WHAT TO DO: Filter the records down to the lines that hold the word "babel", and copy each of those lines.

[STUDY MATERIAL Boundary: Start]

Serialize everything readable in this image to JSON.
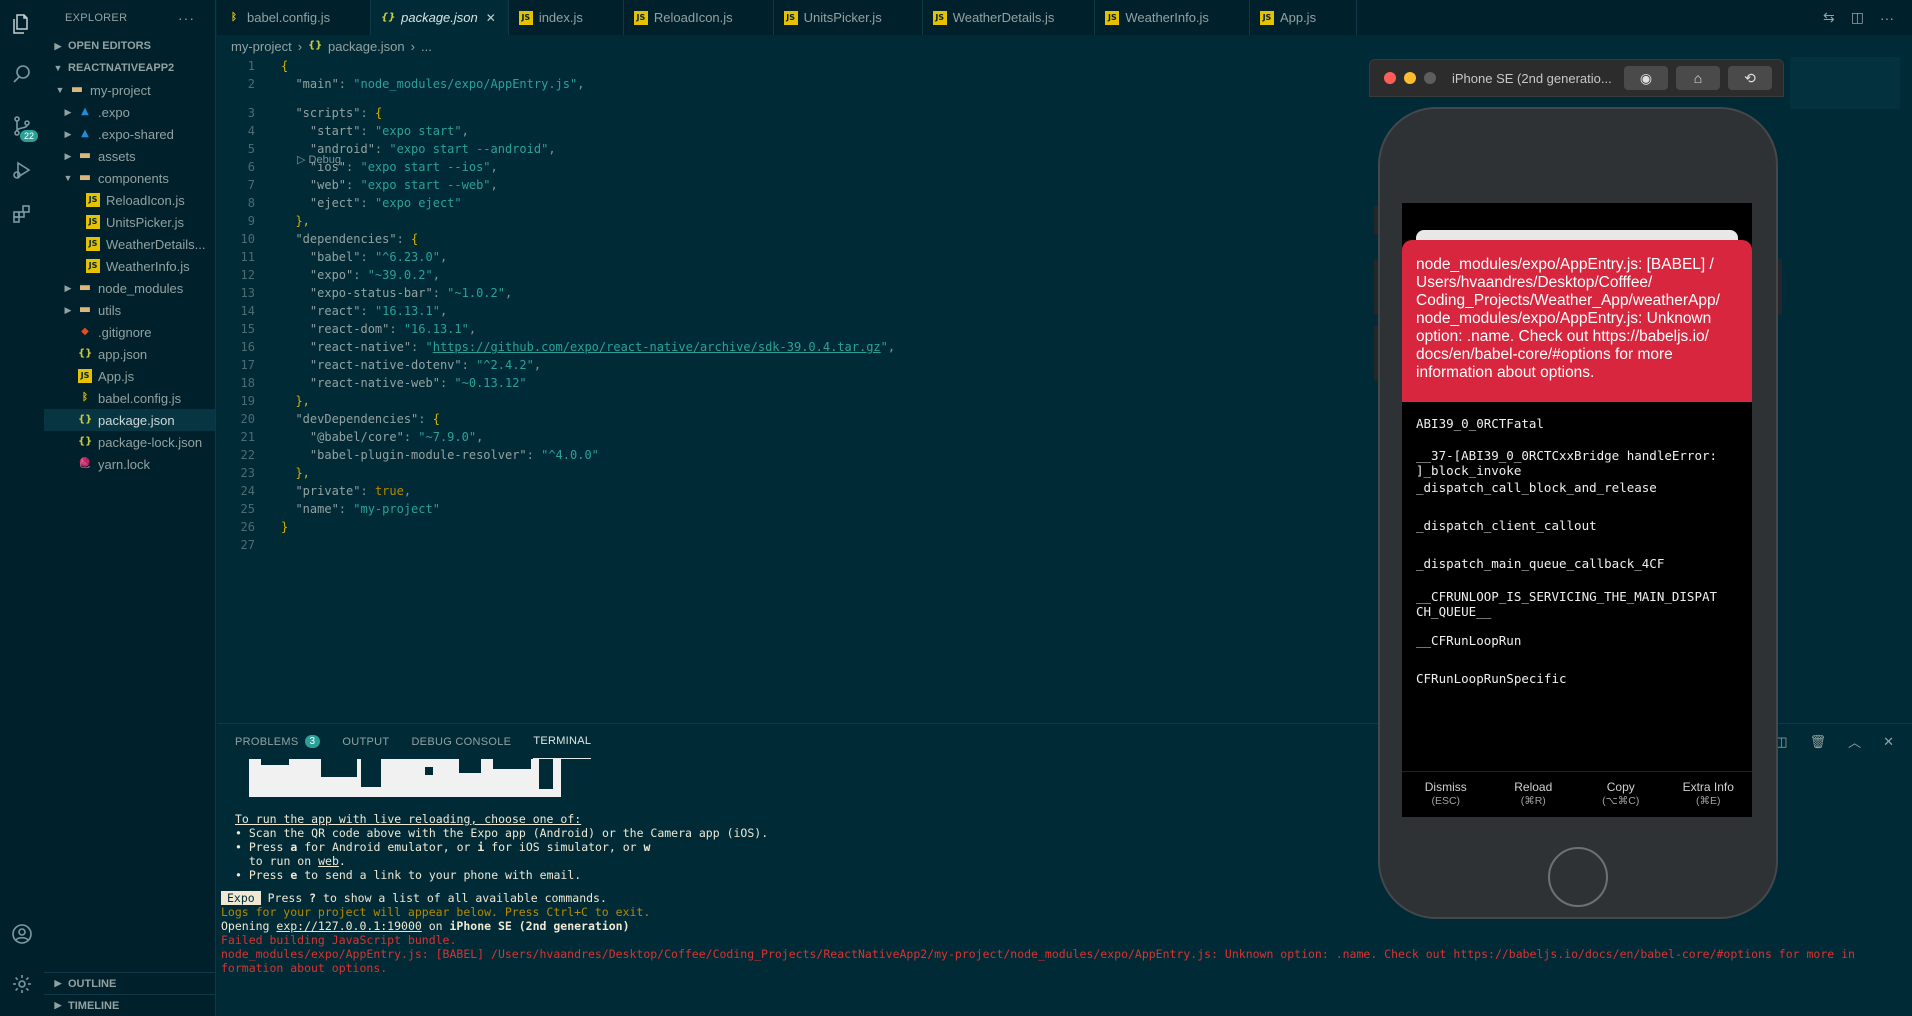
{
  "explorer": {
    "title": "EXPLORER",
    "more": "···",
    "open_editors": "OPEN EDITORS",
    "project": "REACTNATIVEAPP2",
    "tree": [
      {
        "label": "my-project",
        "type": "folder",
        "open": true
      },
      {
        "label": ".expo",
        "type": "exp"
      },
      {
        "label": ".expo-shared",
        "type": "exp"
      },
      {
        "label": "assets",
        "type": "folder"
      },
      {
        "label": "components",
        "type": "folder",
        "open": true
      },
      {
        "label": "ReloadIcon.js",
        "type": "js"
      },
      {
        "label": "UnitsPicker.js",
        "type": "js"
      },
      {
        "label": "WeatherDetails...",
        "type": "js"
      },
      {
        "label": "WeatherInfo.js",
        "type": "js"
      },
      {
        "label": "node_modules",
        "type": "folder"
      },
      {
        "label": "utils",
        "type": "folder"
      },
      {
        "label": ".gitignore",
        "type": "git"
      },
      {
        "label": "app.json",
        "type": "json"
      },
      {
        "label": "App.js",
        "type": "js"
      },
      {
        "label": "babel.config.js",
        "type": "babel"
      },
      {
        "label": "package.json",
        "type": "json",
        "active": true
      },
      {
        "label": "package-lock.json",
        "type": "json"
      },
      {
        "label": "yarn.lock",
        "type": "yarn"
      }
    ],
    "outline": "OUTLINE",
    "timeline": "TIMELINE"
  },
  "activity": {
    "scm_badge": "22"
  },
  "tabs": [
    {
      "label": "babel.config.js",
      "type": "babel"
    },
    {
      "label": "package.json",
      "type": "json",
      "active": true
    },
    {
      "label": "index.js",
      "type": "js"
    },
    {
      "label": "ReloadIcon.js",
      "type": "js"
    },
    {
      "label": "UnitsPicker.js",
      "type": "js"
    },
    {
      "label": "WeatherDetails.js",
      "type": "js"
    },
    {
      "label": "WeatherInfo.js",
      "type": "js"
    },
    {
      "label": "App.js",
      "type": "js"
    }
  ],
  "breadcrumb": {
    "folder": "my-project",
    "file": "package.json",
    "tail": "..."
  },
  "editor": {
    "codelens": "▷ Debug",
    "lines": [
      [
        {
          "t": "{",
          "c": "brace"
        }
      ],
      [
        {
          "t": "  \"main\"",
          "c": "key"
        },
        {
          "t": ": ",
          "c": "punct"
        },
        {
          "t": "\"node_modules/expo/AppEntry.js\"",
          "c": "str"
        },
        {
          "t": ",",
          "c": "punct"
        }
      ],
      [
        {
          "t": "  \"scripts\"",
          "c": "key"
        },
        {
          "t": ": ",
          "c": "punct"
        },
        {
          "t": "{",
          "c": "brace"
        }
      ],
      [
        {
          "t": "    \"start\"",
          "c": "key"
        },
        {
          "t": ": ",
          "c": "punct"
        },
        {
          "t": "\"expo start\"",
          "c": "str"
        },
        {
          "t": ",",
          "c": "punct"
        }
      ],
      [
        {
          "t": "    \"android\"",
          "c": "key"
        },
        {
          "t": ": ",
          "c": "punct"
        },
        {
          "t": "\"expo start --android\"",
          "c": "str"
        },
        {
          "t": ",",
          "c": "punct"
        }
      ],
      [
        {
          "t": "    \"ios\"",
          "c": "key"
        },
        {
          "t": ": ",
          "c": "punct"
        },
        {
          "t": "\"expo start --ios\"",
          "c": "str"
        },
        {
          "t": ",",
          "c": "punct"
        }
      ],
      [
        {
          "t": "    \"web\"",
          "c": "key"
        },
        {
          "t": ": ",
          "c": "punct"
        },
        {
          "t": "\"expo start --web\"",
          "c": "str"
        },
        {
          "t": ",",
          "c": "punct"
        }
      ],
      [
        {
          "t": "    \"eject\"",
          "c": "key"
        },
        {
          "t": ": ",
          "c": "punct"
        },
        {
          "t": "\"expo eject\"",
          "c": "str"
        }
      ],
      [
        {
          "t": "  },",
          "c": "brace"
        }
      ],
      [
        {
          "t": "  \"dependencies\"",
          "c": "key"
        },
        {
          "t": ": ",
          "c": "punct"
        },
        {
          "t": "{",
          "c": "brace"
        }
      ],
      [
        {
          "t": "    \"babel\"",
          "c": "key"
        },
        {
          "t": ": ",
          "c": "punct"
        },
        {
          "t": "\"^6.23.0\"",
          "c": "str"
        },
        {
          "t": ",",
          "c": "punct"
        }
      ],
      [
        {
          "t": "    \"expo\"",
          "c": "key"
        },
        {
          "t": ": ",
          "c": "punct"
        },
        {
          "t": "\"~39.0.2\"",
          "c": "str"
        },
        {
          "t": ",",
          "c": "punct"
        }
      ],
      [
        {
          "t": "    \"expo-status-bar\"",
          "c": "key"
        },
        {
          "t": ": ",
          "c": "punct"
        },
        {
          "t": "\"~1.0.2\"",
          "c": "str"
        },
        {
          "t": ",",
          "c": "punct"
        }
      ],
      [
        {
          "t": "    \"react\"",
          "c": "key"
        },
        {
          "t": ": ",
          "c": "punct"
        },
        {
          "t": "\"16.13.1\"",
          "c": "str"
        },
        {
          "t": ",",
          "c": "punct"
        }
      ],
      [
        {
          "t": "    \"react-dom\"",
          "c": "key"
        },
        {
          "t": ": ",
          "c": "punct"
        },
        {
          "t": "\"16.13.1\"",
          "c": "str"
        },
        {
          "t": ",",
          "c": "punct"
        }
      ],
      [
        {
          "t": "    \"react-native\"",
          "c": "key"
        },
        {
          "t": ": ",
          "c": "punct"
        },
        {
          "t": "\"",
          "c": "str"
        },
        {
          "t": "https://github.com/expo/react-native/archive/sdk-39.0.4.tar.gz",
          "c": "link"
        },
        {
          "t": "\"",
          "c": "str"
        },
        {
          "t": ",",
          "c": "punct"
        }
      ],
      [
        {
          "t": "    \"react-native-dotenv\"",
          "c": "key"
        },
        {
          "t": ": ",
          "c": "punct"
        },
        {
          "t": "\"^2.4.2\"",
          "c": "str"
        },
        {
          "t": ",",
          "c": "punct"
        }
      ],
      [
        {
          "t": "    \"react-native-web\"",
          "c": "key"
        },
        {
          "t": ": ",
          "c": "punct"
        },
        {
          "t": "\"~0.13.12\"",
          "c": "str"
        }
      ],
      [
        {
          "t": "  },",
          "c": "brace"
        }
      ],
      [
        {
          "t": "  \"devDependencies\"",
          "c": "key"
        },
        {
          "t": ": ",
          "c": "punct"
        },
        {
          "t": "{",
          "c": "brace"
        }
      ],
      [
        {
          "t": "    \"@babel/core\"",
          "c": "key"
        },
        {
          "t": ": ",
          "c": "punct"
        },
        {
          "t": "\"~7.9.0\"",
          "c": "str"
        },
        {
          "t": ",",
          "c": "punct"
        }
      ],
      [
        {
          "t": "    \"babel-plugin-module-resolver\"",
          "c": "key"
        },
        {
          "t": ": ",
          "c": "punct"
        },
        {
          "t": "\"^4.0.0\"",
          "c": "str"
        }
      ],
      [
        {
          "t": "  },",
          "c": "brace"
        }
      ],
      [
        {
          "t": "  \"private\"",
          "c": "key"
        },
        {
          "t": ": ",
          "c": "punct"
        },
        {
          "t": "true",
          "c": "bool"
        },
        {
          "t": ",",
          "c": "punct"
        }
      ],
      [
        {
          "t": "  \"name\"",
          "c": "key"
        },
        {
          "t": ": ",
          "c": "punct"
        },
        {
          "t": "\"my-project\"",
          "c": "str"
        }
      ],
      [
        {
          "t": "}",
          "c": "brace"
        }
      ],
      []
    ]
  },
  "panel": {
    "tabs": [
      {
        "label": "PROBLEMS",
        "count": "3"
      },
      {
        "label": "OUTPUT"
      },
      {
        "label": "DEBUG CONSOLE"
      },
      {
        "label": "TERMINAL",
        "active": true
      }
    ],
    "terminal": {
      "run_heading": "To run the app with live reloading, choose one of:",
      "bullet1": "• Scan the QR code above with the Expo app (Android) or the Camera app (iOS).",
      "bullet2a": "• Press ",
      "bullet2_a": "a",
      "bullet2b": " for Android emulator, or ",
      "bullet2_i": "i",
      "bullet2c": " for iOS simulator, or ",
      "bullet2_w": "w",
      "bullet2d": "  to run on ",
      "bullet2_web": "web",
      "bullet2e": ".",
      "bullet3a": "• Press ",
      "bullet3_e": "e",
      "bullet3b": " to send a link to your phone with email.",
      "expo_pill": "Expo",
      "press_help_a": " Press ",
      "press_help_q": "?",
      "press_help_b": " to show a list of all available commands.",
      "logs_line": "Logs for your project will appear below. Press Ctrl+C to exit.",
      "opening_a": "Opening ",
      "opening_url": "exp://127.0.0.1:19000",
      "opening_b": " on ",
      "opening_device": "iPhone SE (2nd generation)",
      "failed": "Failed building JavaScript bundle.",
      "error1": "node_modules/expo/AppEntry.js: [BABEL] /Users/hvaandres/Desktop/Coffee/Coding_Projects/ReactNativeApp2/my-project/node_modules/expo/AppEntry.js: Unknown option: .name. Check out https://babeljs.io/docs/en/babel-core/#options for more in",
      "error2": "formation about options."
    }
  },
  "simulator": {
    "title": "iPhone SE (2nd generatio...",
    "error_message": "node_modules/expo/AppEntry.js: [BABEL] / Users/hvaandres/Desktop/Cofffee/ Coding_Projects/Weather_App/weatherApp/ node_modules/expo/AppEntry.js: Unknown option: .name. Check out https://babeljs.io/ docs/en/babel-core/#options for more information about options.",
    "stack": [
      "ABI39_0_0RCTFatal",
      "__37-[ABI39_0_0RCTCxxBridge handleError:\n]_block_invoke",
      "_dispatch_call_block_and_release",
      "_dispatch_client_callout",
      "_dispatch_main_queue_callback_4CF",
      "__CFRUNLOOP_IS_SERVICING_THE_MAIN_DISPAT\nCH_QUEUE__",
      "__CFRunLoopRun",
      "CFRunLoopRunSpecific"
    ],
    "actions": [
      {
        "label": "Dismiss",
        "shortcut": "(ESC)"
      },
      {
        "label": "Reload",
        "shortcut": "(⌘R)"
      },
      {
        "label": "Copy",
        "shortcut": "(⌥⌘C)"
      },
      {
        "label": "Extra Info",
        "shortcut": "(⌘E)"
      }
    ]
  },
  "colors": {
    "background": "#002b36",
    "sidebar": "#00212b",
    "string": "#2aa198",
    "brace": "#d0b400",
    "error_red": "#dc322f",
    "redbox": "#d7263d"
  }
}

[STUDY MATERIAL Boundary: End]
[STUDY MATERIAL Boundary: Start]

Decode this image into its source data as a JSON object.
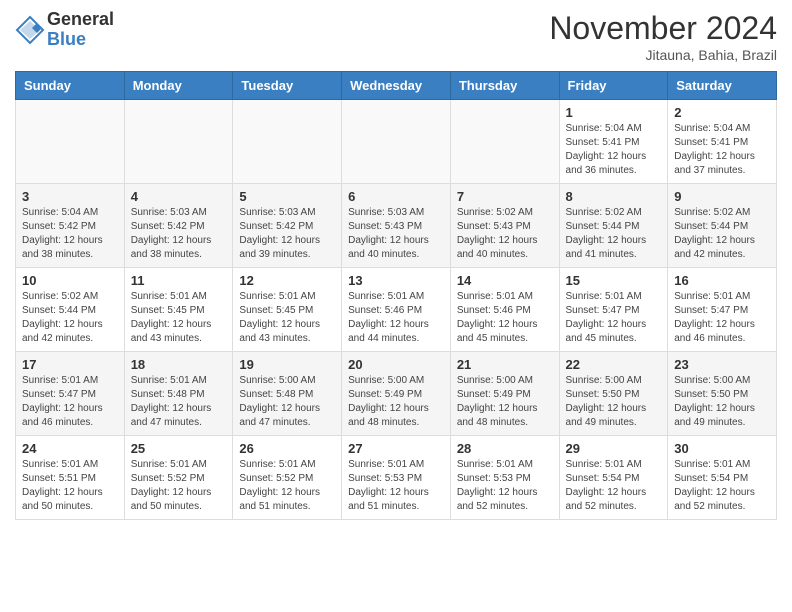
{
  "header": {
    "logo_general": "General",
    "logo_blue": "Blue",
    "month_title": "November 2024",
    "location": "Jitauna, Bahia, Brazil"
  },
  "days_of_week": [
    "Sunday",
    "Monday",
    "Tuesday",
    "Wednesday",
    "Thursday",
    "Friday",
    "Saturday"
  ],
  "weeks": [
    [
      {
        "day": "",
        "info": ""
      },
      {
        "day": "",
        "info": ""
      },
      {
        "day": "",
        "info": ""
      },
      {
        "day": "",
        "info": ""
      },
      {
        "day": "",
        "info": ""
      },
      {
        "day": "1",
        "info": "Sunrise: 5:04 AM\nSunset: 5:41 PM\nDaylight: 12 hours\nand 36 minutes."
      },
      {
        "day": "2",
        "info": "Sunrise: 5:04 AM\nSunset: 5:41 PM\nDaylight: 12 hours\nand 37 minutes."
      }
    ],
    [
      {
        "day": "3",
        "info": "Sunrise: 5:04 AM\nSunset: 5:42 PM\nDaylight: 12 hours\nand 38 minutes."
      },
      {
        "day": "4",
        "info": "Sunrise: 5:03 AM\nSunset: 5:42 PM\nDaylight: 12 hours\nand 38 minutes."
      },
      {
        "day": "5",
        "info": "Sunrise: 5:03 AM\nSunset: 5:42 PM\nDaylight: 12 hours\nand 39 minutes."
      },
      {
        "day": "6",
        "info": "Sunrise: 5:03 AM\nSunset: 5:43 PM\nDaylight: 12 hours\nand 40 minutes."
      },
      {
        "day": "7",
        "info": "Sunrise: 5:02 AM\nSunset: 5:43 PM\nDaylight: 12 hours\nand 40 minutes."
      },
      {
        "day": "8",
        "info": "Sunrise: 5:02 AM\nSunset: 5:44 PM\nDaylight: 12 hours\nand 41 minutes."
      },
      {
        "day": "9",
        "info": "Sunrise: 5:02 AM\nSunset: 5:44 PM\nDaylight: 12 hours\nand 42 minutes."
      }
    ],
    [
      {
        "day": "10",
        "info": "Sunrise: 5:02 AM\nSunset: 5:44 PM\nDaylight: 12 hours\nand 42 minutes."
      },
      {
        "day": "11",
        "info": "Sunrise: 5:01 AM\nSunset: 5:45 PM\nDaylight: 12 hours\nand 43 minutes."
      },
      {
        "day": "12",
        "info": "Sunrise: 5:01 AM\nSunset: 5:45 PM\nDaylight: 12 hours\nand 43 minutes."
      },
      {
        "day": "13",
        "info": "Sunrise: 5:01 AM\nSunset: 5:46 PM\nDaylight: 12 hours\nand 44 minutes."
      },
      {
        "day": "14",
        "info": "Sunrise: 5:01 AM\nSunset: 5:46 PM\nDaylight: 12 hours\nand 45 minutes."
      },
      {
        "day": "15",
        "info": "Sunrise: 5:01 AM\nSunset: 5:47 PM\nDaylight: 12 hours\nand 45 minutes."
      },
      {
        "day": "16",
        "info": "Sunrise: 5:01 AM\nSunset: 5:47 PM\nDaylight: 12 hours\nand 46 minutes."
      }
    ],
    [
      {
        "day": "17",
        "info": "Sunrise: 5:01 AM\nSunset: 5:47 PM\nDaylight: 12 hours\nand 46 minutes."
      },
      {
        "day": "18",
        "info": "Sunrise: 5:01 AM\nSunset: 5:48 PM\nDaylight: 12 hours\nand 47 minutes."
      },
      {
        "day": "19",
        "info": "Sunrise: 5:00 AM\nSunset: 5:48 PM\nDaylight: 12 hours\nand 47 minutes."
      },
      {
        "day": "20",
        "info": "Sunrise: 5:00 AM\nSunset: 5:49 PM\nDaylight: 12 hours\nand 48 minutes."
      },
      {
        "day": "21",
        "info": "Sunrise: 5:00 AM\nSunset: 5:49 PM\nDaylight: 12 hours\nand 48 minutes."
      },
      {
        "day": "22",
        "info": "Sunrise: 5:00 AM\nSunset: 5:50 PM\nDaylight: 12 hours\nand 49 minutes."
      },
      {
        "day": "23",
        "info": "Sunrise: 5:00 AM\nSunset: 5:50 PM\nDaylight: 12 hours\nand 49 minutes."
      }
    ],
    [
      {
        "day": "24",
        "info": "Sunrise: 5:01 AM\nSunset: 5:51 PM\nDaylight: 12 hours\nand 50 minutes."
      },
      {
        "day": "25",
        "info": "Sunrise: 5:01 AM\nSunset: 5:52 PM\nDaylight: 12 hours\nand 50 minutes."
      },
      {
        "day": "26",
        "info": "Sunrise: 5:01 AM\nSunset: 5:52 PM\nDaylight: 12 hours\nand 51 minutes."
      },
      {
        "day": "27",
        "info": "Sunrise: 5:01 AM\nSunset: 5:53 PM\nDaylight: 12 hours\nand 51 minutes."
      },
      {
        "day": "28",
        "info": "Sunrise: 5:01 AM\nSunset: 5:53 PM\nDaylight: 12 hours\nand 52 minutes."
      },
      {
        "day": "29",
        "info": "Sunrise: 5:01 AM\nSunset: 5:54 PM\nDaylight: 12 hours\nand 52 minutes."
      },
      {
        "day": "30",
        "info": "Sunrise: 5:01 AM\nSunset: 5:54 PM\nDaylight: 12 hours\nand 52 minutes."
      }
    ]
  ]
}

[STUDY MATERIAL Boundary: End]
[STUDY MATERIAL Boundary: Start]

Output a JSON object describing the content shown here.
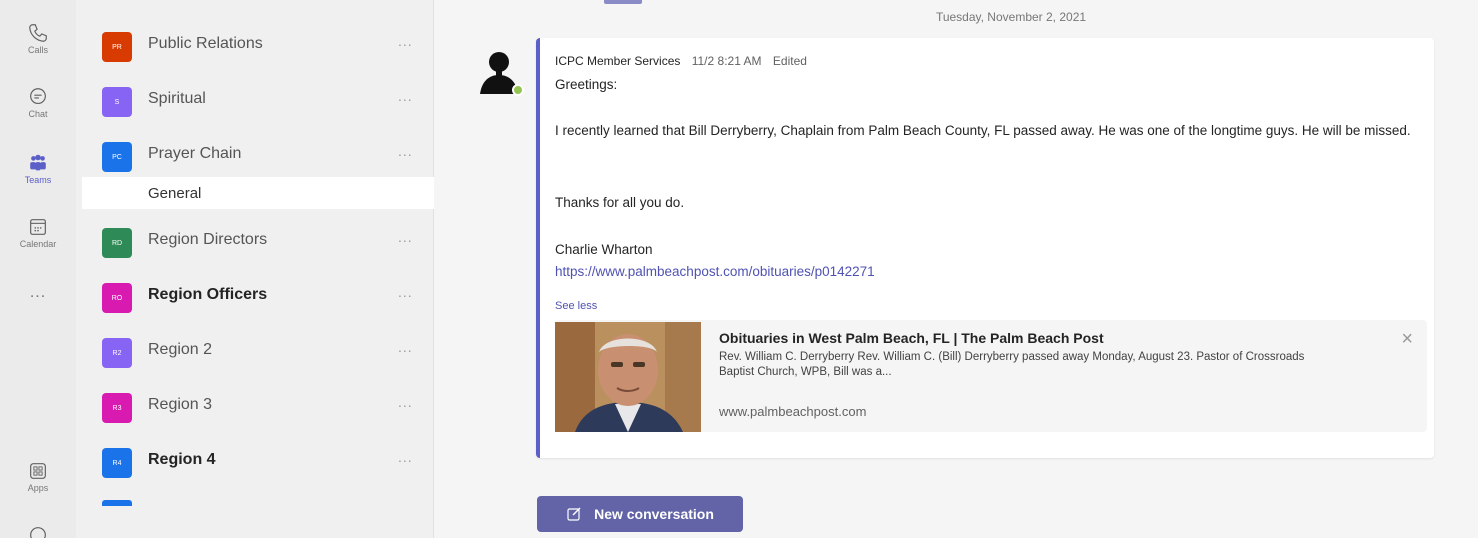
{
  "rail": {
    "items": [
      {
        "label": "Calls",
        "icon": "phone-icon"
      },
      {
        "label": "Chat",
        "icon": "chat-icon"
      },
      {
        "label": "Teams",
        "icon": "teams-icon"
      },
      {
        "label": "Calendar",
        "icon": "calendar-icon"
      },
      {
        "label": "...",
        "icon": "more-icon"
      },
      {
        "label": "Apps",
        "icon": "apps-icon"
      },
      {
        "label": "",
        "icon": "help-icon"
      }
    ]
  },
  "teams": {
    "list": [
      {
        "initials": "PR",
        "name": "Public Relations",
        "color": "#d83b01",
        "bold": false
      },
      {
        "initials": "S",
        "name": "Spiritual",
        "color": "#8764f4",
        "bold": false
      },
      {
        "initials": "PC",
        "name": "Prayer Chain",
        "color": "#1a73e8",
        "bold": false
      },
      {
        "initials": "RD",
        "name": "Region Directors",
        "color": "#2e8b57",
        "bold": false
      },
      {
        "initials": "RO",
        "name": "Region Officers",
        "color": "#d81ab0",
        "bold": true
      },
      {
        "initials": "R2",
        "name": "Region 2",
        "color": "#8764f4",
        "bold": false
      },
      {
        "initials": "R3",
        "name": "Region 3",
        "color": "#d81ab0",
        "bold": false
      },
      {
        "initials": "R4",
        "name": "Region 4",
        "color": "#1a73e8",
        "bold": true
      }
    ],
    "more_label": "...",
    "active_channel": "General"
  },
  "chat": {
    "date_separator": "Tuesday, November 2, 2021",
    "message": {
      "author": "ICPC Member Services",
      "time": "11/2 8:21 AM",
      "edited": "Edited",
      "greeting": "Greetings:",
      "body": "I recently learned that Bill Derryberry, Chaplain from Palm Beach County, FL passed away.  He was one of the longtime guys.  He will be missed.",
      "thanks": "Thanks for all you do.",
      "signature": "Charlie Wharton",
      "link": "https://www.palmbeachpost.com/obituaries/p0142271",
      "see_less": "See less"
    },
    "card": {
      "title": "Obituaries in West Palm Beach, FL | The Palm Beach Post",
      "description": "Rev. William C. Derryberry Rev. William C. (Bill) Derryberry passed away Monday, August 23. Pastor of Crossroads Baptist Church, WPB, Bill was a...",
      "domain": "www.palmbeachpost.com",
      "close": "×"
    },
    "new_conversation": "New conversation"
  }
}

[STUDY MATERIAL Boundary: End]

SOLUTION TO THIS TASK:
        "label": "babel.config.js",
        "type": "babel"
      "label": "babel.config.js",
      "type": "babel"
          "t": "    \"babel\"",
          "t": "    \"@babel/core\"",
          "t": "    \"babel-plugin-module-resolver\"",
      "error1": "node_modules/expo/AppEntry.js: [BABEL] /Users/hvaandres/Desktop/Coffee/Coding_Projects/ReactNativeApp2/my-project/node_modules/expo/AppEntry.js: Unknown option: .name. Check out https://babeljs.io/docs/en/babel-core/#options for more in",
    "error_message": "node_modules/expo/AppEntry.js: [BABEL] / Users/hvaandres/Desktop/Cofffee/ Coding_Projects/Weather_App/weatherApp/ node_modules/expo/AppEntry.js: Unknown option: .name. Check out https://babeljs.io/ docs/en/babel-core/#options for more information about options.",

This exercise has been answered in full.